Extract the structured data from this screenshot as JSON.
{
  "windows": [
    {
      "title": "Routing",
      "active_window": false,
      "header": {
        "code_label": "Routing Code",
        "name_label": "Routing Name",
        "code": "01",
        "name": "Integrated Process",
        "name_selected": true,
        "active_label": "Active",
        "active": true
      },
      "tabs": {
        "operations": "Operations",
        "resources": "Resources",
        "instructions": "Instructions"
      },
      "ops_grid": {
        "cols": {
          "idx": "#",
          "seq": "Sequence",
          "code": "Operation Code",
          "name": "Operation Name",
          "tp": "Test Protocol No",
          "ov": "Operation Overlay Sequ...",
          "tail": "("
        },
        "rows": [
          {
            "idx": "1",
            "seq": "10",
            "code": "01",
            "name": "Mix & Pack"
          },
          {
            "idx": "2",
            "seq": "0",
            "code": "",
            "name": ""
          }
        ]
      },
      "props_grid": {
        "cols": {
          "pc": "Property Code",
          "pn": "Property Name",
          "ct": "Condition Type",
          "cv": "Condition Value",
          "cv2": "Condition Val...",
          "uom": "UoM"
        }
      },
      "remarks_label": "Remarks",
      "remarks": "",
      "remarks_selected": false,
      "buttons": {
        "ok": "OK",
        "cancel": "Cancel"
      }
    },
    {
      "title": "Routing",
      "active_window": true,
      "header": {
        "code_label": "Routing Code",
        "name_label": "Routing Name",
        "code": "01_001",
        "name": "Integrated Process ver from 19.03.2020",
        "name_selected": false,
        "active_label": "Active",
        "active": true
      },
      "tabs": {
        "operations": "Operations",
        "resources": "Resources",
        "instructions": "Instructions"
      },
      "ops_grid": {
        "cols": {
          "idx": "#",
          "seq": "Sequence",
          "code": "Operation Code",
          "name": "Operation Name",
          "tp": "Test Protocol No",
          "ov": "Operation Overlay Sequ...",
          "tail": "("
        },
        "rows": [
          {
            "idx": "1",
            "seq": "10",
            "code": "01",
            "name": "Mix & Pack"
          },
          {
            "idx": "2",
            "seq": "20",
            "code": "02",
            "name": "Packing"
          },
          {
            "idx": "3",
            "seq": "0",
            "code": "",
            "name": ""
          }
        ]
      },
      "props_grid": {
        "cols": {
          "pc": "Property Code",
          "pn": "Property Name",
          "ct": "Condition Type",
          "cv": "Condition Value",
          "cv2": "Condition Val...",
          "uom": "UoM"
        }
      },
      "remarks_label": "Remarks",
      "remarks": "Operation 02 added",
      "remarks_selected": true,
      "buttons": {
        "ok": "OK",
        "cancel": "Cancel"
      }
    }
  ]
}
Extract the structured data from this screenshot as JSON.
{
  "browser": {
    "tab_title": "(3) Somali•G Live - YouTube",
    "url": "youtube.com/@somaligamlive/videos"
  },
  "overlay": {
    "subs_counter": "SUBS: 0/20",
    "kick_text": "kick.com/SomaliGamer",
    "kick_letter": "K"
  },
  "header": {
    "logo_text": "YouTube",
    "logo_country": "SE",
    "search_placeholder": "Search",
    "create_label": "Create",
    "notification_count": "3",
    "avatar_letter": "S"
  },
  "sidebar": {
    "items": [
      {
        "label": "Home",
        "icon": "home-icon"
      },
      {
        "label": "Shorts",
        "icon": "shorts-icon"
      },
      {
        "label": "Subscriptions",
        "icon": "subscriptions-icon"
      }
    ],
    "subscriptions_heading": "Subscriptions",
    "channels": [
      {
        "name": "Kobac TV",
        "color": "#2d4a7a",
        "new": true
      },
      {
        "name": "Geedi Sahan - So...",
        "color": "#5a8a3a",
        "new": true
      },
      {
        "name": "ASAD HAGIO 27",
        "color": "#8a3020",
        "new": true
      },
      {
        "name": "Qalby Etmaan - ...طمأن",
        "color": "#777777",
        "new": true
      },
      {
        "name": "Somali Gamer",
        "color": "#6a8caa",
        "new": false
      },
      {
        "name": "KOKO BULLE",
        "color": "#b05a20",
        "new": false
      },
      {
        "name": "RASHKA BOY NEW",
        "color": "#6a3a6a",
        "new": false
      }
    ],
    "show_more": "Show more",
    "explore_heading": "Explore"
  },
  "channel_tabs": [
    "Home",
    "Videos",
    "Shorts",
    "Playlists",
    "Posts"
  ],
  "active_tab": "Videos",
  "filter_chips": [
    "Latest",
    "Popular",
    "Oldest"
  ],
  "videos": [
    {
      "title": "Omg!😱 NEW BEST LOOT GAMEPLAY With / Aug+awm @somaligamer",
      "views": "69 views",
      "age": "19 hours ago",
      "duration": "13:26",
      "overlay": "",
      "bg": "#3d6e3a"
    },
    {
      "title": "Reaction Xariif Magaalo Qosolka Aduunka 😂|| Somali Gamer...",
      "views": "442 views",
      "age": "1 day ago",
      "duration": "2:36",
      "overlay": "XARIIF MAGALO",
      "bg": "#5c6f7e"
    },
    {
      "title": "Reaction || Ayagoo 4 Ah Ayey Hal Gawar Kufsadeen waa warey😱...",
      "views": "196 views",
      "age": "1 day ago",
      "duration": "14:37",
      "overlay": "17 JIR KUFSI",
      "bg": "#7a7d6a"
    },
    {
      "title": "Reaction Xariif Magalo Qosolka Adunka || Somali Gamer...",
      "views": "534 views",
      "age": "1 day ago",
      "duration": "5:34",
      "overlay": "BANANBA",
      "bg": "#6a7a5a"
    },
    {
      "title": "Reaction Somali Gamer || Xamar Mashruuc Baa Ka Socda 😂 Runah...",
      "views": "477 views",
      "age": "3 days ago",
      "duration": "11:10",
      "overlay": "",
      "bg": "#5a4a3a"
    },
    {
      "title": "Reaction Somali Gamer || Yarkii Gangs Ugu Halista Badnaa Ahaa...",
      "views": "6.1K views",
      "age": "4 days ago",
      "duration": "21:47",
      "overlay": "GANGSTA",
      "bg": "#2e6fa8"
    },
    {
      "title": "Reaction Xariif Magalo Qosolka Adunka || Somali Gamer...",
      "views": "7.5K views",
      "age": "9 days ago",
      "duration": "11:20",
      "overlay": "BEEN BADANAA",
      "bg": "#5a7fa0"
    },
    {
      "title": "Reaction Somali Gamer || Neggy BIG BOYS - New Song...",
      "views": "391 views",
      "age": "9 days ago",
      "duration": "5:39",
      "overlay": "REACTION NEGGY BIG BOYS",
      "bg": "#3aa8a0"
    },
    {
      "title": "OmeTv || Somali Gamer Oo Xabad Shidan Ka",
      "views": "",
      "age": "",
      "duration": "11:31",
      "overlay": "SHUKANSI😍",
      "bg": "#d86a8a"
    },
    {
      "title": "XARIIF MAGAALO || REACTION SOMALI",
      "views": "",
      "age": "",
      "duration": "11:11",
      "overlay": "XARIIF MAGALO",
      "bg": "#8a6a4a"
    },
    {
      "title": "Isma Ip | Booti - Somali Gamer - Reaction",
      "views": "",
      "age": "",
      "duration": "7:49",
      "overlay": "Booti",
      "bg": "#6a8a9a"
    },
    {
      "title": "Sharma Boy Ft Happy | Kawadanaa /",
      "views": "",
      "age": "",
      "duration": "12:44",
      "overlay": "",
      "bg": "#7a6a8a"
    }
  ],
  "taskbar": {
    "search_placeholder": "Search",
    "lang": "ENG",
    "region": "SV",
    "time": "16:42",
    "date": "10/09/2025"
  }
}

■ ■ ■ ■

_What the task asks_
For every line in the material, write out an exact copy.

_Result of this task_
Extract the structured data from this screenshot as JSON.
{
  "windows": [
    {
      "title": "Routing",
      "active_window": false,
      "header": {
        "code_label": "Routing Code",
        "name_label": "Routing Name",
        "code": "01",
        "name": "Integrated Process",
        "name_selected": true,
        "active_label": "Active",
        "active": true
      },
      "tabs": {
        "operations": "Operations",
        "resources": "Resources",
        "instructions": "Instructions"
      },
      "ops_grid": {
        "cols": {
          "idx": "#",
          "seq": "Sequence",
          "code": "Operation Code",
          "name": "Operation Name",
          "tp": "Test Protocol No",
          "ov": "Operation Overlay Sequ...",
          "tail": "("
        },
        "rows": [
          {
            "idx": "1",
            "seq": "10",
            "code": "01",
            "name": "Mix & Pack"
          },
          {
            "idx": "2",
            "seq": "0",
            "code": "",
            "name": ""
          }
        ]
      },
      "props_grid": {
        "cols": {
          "pc": "Property Code",
          "pn": "Property Name",
          "ct": "Condition Type",
          "cv": "Condition Value",
          "cv2": "Condition Val...",
          "uom": "UoM"
        }
      },
      "remarks_label": "Remarks",
      "remarks": "",
      "remarks_selected": false,
      "buttons": {
        "ok": "OK",
        "cancel": "Cancel"
      }
    },
    {
      "title": "Routing",
      "active_window": true,
      "header": {
        "code_label": "Routing Code",
        "name_label": "Routing Name",
        "code": "01_001",
        "name": "Integrated Process ver from 19.03.2020",
        "name_selected": false,
        "active_label": "Active",
        "active": true
      },
      "tabs": {
        "operations": "Operations",
        "resources": "Resources",
        "instructions": "Instructions"
      },
      "ops_grid": {
        "cols": {
          "idx": "#",
          "seq": "Sequence",
          "code": "Operation Code",
          "name": "Operation Name",
          "tp": "Test Protocol No",
          "ov": "Operation Overlay Sequ...",
          "tail": "("
        },
        "rows": [
          {
            "idx": "1",
            "seq": "10",
            "code": "01",
            "name": "Mix & Pack"
          },
          {
            "idx": "2",
            "seq": "20",
            "code": "02",
            "name": "Packing"
          },
          {
            "idx": "3",
            "seq": "0",
            "code": "",
            "name": ""
          }
        ]
      },
      "props_grid": {
        "cols": {
          "pc": "Property Code",
          "pn": "Property Name",
          "ct": "Condition Type",
          "cv": "Condition Value",
          "cv2": "Condition Val...",
          "uom": "UoM"
        }
      },
      "remarks_label": "Remarks",
      "remarks": "Operation 02 added",
      "remarks_selected": true,
      "buttons": {
        "ok": "OK",
        "cancel": "Cancel"
      }
    }
  ]
}
Extract the structured data from this screenshot as JSON.
{
  "browser": {
    "tab_title": "(3) Somali•G Live - YouTube",
    "url": "youtube.com/@somaligamlive/videos"
  },
  "overlay": {
    "subs_counter": "SUBS: 0/20",
    "kick_text": "kick.com/SomaliGamer",
    "kick_letter": "K"
  },
  "header": {
    "logo_text": "YouTube",
    "logo_country": "SE",
    "search_placeholder": "Search",
    "create_label": "Create",
    "notification_count": "3",
    "avatar_letter": "S"
  },
  "sidebar": {
    "items": [
      {
        "label": "Home",
        "icon": "home-icon"
      },
      {
        "label": "Shorts",
        "icon": "shorts-icon"
      },
      {
        "label": "Subscriptions",
        "icon": "subscriptions-icon"
      }
    ],
    "subscriptions_heading": "Subscriptions",
    "channels": [
      {
        "name": "Kobac TV",
        "color": "#2d4a7a",
        "new": true
      },
      {
        "name": "Geedi Sahan - So...",
        "color": "#5a8a3a",
        "new": true
      },
      {
        "name": "ASAD HAGIO 27",
        "color": "#8a3020",
        "new": true
      },
      {
        "name": "Qalby Etmaan - ...طمأن",
        "color": "#777777",
        "new": true
      },
      {
        "name": "Somali Gamer",
        "color": "#6a8caa",
        "new": false
      },
      {
        "name": "KOKO BULLE",
        "color": "#b05a20",
        "new": false
      },
      {
        "name": "RASHKA BOY NEW",
        "color": "#6a3a6a",
        "new": false
      }
    ],
    "show_more": "Show more",
    "explore_heading": "Explore"
  },
  "channel_tabs": [
    "Home",
    "Videos",
    "Shorts",
    "Playlists",
    "Posts"
  ],
  "active_tab": "Videos",
  "filter_chips": [
    "Latest",
    "Popular",
    "Oldest"
  ],
  "videos": [
    {
      "title": "Omg!😱 NEW BEST LOOT GAMEPLAY With / Aug+awm @somaligamer",
      "views": "69 views",
      "age": "19 hours ago",
      "duration": "13:26",
      "overlay": "",
      "bg": "#3d6e3a"
    },
    {
      "title": "Reaction Xariif Magaalo Qosolka Aduunka 😂|| Somali Gamer...",
      "views": "442 views",
      "age": "1 day ago",
      "duration": "2:36",
      "overlay": "XARIIF MAGALO",
      "bg": "#5c6f7e"
    },
    {
      "title": "Reaction || Ayagoo 4 Ah Ayey Hal Gawar Kufsadeen waa warey😱...",
      "views": "196 views",
      "age": "1 day ago",
      "duration": "14:37",
      "overlay": "17 JIR KUFSI",
      "bg": "#7a7d6a"
    },
    {
      "title": "Reaction Xariif Magalo Qosolka Adunka || Somali Gamer...",
      "views": "534 views",
      "age": "1 day ago",
      "duration": "5:34",
      "overlay": "BANANBA",
      "bg": "#6a7a5a"
    },
    {
      "title": "Reaction Somali Gamer || Xamar Mashruuc Baa Ka Socda 😂 Runah...",
      "views": "477 views",
      "age": "3 days ago",
      "duration": "11:10",
      "overlay": "",
      "bg": "#5a4a3a"
    },
    {
      "title": "Reaction Somali Gamer || Yarkii Gangs Ugu Halista Badnaa Ahaa...",
      "views": "6.1K views",
      "age": "4 days ago",
      "duration": "21:47",
      "overlay": "GANGSTA",
      "bg": "#2e6fa8"
    },
    {
      "title": "Reaction Xariif Magalo Qosolka Adunka || Somali Gamer...",
      "views": "7.5K views",
      "age": "9 days ago",
      "duration": "11:20",
      "overlay": "BEEN BADANAA",
      "bg": "#5a7fa0"
    },
    {
      "title": "Reaction Somali Gamer || Neggy BIG BOYS - New Song...",
      "views": "391 views",
      "age": "9 days ago",
      "duration": "5:39",
      "overlay": "REACTION NEGGY BIG BOYS",
      "bg": "#3aa8a0"
    },
    {
      "title": "OmeTv || Somali Gamer Oo Xabad Shidan Ka",
      "views": "",
      "age": "",
      "duration": "11:31",
      "overlay": "SHUKANSI😍",
      "bg": "#d86a8a"
    },
    {
      "title": "XARIIF MAGAALO || REACTION SOMALI",
      "views": "",
      "age": "",
      "duration": "11:11",
      "overlay": "XARIIF MAGALO",
      "bg": "#8a6a4a"
    },
    {
      "title": "Isma Ip | Booti - Somali Gamer - Reaction",
      "views": "",
      "age": "",
      "duration": "7:49",
      "overlay": "Booti",
      "bg": "#6a8a9a"
    },
    {
      "title": "Sharma Boy Ft Happy | Kawadanaa /",
      "views": "",
      "age": "",
      "duration": "12:44",
      "overlay": "",
      "bg": "#7a6a8a"
    }
  ],
  "taskbar": {
    "search_placeholder": "Search",
    "lang": "ENG",
    "region": "SV",
    "time": "16:42",
    "date": "10/09/2025"
  }
}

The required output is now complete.